U.S. Classification361/760, 361/764, 439/55, 361/765, 439/951, 174/261, 174/68.1, 174/260, 361/785, 439/954
International ClassificationH05K3/26, H05K1/11, H01R43/00
Cooperative ClassificationY10S439/951, Y10S439/954, H01R12/83, H05K1/117, H05K2201/09381, H05K2201/0373, H01R43/002, H05K3/26, H05K2201/10159, H05K2201/09663
European ClassificationH01R23/68B2, H05K1/11E
Legal Events
DateCodeEventDescription
Oct 28, 2008FPExpired due to failure to pay maintenance fee
Effective date: 20080905
Sep 5, 2008LAPSLapse for failure to pay maintenance fees
Mar 17, 2008REMIMaintenance fee reminder mailed
Feb 4, 2004FPAYFee payment
Year of fee payment: 4

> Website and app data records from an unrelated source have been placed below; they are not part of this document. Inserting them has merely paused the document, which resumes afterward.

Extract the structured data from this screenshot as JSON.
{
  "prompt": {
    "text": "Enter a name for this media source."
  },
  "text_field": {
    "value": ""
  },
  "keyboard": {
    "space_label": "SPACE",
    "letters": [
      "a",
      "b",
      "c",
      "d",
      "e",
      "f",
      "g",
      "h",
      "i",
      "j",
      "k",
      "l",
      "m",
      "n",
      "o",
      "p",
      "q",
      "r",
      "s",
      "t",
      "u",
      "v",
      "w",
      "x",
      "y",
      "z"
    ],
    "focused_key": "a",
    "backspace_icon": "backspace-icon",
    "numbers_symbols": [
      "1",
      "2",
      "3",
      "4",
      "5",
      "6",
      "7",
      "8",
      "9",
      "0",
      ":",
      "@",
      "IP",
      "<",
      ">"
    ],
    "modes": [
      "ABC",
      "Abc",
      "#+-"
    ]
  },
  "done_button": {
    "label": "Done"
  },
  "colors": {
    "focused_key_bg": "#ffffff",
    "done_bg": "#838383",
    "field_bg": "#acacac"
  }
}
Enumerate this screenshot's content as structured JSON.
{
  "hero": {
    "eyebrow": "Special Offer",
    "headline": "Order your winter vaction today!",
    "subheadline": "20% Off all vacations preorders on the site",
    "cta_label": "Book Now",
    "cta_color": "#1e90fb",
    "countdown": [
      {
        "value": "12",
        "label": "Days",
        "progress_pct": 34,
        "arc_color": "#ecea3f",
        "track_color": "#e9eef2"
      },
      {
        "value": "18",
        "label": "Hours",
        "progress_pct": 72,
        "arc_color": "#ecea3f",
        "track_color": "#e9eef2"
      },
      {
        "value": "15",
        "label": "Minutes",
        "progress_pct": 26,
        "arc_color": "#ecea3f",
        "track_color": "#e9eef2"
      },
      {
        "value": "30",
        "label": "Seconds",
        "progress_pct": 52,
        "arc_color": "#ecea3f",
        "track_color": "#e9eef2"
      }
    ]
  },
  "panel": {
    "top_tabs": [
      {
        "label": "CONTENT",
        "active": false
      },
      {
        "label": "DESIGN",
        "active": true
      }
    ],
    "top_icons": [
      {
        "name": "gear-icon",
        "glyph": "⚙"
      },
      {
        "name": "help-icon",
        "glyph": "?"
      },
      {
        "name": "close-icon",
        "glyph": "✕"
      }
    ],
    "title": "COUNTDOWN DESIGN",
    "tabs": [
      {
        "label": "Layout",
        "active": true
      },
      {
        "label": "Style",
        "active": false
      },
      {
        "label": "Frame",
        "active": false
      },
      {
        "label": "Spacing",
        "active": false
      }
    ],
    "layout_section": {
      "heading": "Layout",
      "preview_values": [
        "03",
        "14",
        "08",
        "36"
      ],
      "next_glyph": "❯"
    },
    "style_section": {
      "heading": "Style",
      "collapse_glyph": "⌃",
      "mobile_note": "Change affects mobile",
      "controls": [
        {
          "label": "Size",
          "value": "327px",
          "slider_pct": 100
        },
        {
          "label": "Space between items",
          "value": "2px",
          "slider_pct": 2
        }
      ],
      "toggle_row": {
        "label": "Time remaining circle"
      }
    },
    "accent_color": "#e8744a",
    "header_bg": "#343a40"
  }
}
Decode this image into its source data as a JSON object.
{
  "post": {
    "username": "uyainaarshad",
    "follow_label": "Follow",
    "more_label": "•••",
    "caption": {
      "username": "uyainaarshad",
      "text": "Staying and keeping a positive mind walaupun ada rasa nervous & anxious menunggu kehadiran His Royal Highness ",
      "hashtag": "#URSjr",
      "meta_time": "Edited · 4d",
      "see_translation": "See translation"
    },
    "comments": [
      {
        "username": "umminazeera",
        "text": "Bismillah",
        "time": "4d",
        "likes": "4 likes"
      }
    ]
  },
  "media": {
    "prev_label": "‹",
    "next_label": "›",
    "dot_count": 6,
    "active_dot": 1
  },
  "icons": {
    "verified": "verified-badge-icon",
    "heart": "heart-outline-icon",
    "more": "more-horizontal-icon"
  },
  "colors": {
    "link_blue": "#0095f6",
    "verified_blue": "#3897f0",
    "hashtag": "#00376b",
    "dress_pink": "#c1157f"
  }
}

Feb 26, 1999ASAssignment
Owner name: MITSUBISHI DENKI KABUSHIKI KAISHA, JAPAN
Free format text: ASSIGNMENT OF ASSIGNORS INTEREST;ASSIGNORS:NAKAJIMA, TAKAO;TSUJI, TETSUROU;WASHIDA, TETSURO;REEL/FRAME:009800/0220
Effective date: 19990210